Mothers know best in Epilogue comedy

By Wendy Carson

Parents – we all have them; we all love them; they all give us both good and bad advice; and they all drive us crazy. This is the basic premise of Katherine DiSavino’s “Things My Mother Taught Me,” presented by Epilogue Players.

Young Olivia (Erynne Sutton) and her long-time boyfriend Gabe (Ethen Romba) are in the process of moving in together. However, the new chair they picked out together is stuck in the doorway, which also alludes to how they are still stuck under their parents’ careful scrutiny, even after moving halfway across the country.

Since Gabe is a mama’s boy, he, naturally but to Olivia’s surprise, invites his parents to come help with the move. Lydia (Serita Borgeas) is the classic definition of a “Smother,” and her husband Wyatt (Tom Meador) is easy-going and totally oblivious to her overzealous nature. Once they arrive, Lydia takes over everything and poor Olivia is overwhelmed.

Things go even more haywire when Olivia’s parents Karen (Karen K. Temple) and Carter (R.C. Thorne) arrive as well. Add to this their moving van being stolen and the crazy antics of their building manager, Max (Stephen E. Foxworthy) and you can see how the laughs just keep on coming in this delightful farce.

Sutton gives Olivia a tender hopefulness that everything will eventually work out for everyone while Romba keeps Gabe at wits end trying to keep all of his plans together, no matter who spoils them.

Borgeas shows the caring side of Lydia that is often overlooked due to her commandeering ways while Meador shows Wyatt is more interested in finding a fix to a situation that the repercussions his actions might have. Temple brings Karen’s fears of her child repeating her own mistakes to the forefront of her own neurosis while Thorne brings so much light-hearted sweetness to his role as Carter.

Director Brent Wooldridge keeps the laughs coming, while allowing the solid parental advice within the script to be heard.

Learning can be fun – at least when you’re in the audience. Take a lesson at Epilogue, “Hedback Corner” at 1849 N. Alabama, Indianapolis, through Sunday, Sept. 25. Get information and reserve tickets at epilogueplayers.com.

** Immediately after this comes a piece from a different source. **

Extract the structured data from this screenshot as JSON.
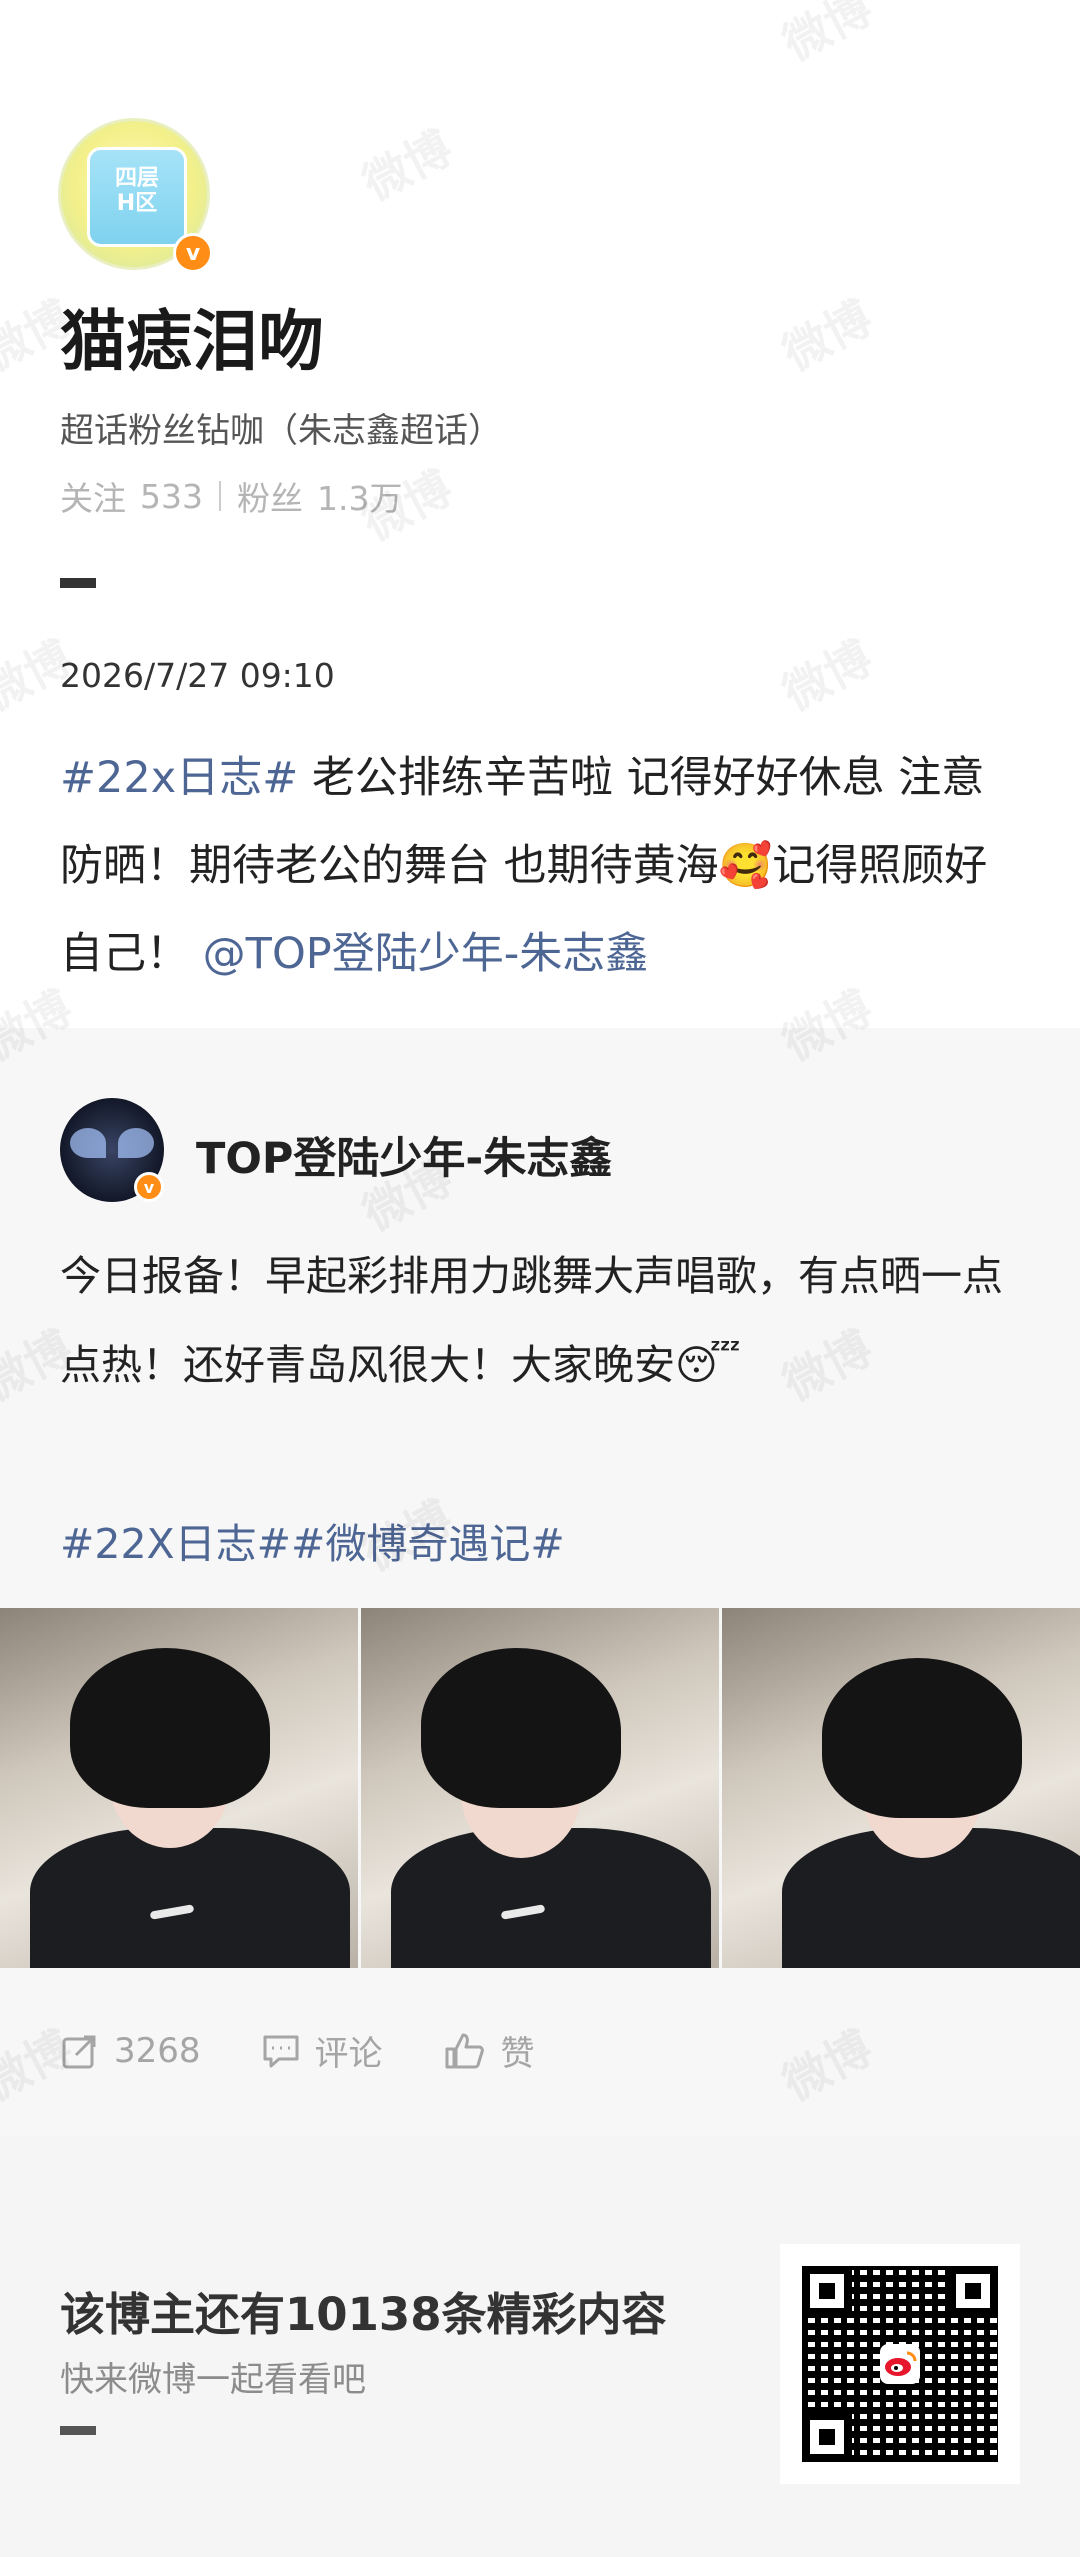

Wacky ‘Idiots’ in Westfield

By John Lyle Belden

“Flaming Idiots” is not Shakespeare, but the Bard does get a shout-out. This farce by Tom Rooney, presented by Main Street Productions in Westfield through Sunday (April 10) is the kind of laugh-out-loud escapist fare that comes in handy in ever-troubled times. 

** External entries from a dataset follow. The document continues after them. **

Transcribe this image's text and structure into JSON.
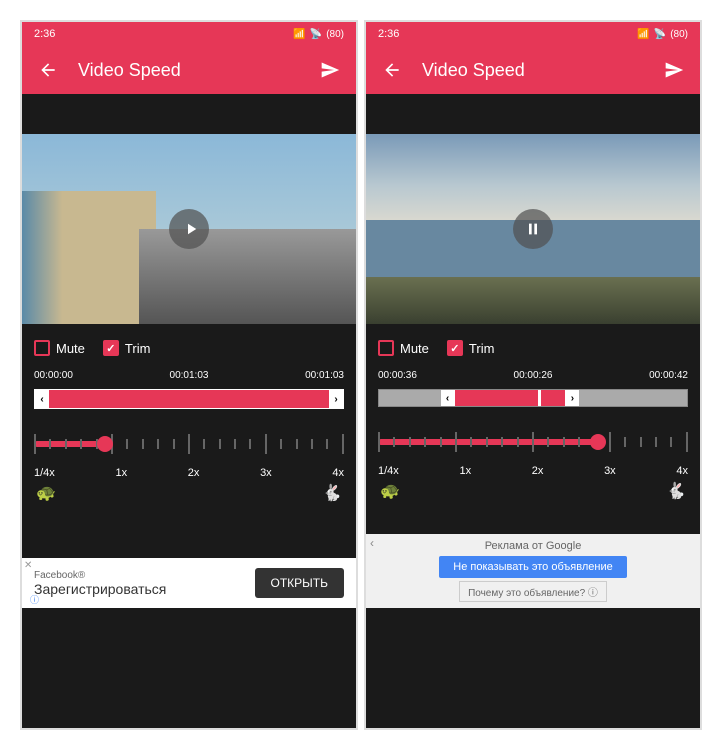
{
  "status": {
    "time": "2:36",
    "signal": "📶",
    "battery": "80"
  },
  "header": {
    "title": "Video Speed"
  },
  "controls": {
    "mute_label": "Mute",
    "trim_label": "Trim",
    "mute_checked": false,
    "trim_checked": true
  },
  "left": {
    "times": {
      "start": "00:00:00",
      "mid": "00:01:03",
      "end": "00:01:03"
    },
    "speed_position_pct": 23,
    "ad": {
      "brand": "Facebook®",
      "title": "Зарегистрироваться",
      "button": "ОТКРЫТЬ"
    }
  },
  "right": {
    "times": {
      "start": "00:00:36",
      "mid": "00:00:26",
      "end": "00:00:42"
    },
    "speed_position_pct": 71,
    "ad": {
      "label": "Реклама от Google",
      "hide": "Не показывать это объявление",
      "why": "Почему это объявление? ⓘ"
    }
  },
  "speed": {
    "labels": [
      "1/4x",
      "1x",
      "2x",
      "3x",
      "4x"
    ]
  }
}
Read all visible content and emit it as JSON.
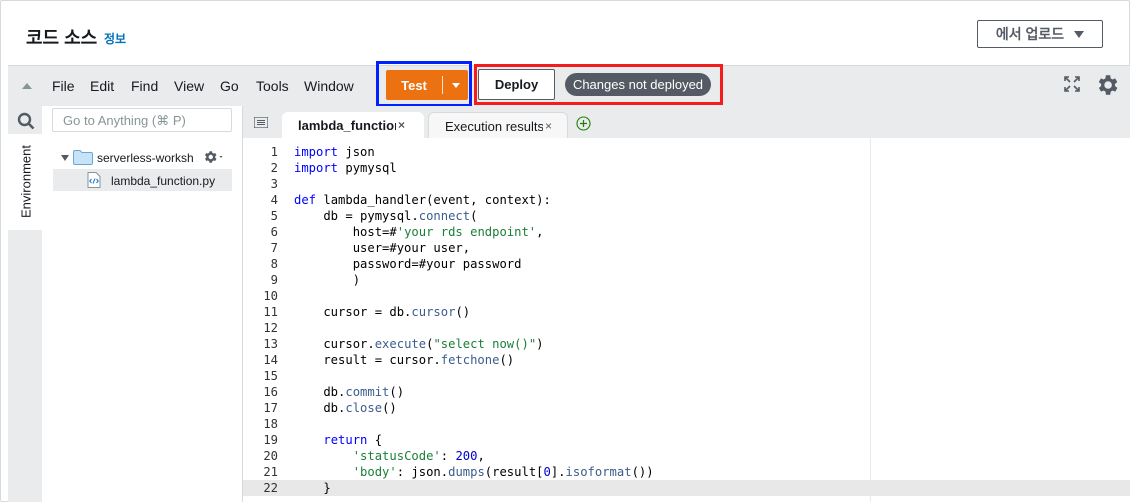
{
  "header": {
    "title": "코드 소스",
    "info_link": "정보",
    "upload_button": "에서 업로드"
  },
  "menubar": {
    "items": [
      "File",
      "Edit",
      "Find",
      "View",
      "Go",
      "Tools",
      "Window"
    ],
    "test_button": "Test",
    "deploy_button": "Deploy",
    "status_badge": "Changes not deployed",
    "highlight_colors": {
      "test": "#0022ff",
      "deploy": "#f21d1d"
    },
    "accent_color": "#ec7211"
  },
  "sidebar": {
    "search_placeholder": "Go to Anything (⌘ P)",
    "environment_tab": "Environment",
    "folder": "serverless-workshop",
    "file": "lambda_function.py"
  },
  "tabs": [
    {
      "label": "lambda_function",
      "close": "×",
      "active": true
    },
    {
      "label": "Execution results",
      "close": "×",
      "active": false
    }
  ],
  "editor": {
    "active_line": 22,
    "lines": [
      "import json",
      "import pymysql",
      "",
      "def lambda_handler(event, context):",
      "    db = pymysql.connect(",
      "        host=#'your rds endpoint',",
      "        user=#your user,",
      "        password=#your password",
      "        )",
      "",
      "    cursor = db.cursor()",
      "",
      "    cursor.execute(\"select now()\")",
      "    result = cursor.fetchone()",
      "",
      "    db.commit()",
      "    db.close()",
      "",
      "    return {",
      "        'statusCode': 200,",
      "        'body': json.dumps(result[0].isoformat())",
      "    }"
    ]
  }
}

The cast features many kinds of fools: 

  • Phil (Ethan Romba) is really good at jumping into things and not thinking them through, while convinced he has a fool-proof plan. So he accepts a local mobster’s offer to take over a failing restaurant, though Phil knows next to nothing about the business (which is apparently more than enough, in his mind). 
  • Phil’s partner Carl (Austin Uebelhor) is the kind of general dunce who is randomly curious about everything and understands nothing. His one stroke of genius is creating the eatery’s signature cocktail, the Flaming Idiot (“One drink makes you silly,” he explains.) 
  • Local police Officer Task (Jeffrey Haber) has an IQ somewhere between that of his horse and his last donut (so, of course he’s studying to become Detective) but at least he’s friendly and helpful.
  • Eugene (Austin Hookfin) is a waiter and aspiring ACTOR! who is really invested in his method and eager for his chance to shine.
  • Ernesto Santiago (Chris Taylor), a busboy from the barrios of Norway(?), seems to have some sense about him, as well as a mysterious briefcase, though he does lose his cool when anyone mentions “laundry.”
  • Bernadette (Wendy Brown) is the most sensible of the bunch, and the best vegetarian chef in town, but also completely deaf from a recent accident. (Will this be exploited for comic misunderstandings? Note the word “farce” above.)
  • Jayne Fryman (Ashley Engstrom) seems to do everything for the hometown newspaper – advertising, food critic, crime beat – which, having been a small-paper writer myself, I find the most believable character. However, she is plagued with a “wardrobe malfunction” that is the cause of a lot of cheeky laughs.
  • The play’s plot includes the idea to fake a mob murder to give Phil’s Restaurant the buzz of noteriety; enter Louie (Eric Bowman), the past-his-prime hitman who needs a diagram to make sure he goes through the correct door.
  • Aside from Bernadette, the smartest character by far is a random Body that, when shaved, somehow resembles a famous stage producer. He gives a truly moving performance (in a wheeled office chair).

Actually, it takes a lot of smarts to make an “idiotic” performance funny, and this crew delivers a MENSA-level effort under the genius direction of Brian Nichols. And for an all-ages show, you end up seeing a lot of underwear!

It’s all in good fun, at the Basile Westfield Playhouse, 220 N. Union St. Get information and tickets at WestfieldPlayhouse.org.